In the entries below, count the lines holding "content". Reply with the number only.

DATA FOR PROCESSING ▸
⁂

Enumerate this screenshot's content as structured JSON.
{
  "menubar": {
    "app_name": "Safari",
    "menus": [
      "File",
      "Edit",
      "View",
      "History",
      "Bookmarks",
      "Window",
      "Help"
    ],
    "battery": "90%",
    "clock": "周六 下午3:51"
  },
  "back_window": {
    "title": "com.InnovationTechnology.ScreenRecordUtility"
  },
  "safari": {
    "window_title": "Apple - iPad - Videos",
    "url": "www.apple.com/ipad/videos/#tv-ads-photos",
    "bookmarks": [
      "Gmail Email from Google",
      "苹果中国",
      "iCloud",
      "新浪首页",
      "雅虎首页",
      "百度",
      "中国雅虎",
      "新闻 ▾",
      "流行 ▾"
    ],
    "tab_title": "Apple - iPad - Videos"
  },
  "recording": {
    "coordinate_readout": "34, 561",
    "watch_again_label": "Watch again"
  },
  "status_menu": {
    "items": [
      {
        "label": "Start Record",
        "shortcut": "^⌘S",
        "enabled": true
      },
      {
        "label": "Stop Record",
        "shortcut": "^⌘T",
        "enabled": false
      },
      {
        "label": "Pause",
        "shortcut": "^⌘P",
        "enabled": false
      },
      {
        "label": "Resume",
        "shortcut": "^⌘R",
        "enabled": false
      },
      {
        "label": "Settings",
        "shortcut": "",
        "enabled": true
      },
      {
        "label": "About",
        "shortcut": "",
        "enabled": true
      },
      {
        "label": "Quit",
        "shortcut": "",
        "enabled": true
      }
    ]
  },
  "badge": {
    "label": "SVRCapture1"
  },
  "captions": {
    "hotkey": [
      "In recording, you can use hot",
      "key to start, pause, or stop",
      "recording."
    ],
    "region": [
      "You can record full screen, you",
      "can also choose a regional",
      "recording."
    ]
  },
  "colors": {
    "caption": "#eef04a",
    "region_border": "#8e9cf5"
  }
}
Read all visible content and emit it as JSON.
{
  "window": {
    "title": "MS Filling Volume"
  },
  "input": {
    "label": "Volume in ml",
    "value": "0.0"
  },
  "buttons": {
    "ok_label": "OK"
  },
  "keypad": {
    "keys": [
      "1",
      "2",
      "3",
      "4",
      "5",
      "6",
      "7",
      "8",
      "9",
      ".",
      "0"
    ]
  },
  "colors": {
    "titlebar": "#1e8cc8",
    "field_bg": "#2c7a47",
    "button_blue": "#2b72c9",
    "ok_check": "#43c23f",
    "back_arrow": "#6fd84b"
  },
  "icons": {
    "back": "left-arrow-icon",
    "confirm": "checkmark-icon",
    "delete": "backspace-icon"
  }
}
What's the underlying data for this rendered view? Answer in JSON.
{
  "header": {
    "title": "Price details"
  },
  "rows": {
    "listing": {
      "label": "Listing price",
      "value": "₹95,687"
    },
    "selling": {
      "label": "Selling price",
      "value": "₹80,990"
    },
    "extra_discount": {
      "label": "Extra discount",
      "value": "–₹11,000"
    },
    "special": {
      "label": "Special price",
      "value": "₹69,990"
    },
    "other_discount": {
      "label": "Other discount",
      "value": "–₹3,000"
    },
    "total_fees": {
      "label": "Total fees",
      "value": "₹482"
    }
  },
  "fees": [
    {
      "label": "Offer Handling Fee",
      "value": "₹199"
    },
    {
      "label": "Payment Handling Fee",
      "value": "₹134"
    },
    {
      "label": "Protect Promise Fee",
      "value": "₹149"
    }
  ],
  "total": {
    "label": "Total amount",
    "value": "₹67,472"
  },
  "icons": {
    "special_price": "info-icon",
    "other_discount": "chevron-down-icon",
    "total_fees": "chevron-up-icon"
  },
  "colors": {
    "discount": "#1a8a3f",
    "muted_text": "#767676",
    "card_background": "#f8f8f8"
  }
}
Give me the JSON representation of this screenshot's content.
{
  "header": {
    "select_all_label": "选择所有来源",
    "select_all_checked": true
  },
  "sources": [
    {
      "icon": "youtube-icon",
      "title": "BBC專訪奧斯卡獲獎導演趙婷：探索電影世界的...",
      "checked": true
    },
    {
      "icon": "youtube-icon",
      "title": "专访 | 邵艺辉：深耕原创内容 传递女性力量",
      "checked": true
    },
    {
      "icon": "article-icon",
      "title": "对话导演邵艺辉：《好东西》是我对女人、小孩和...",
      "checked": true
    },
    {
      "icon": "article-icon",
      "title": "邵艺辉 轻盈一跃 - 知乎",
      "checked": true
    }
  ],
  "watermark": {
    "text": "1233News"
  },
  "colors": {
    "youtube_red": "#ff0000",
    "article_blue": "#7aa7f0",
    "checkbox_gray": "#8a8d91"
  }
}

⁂

ANSWER TO THIS TASK ▸
3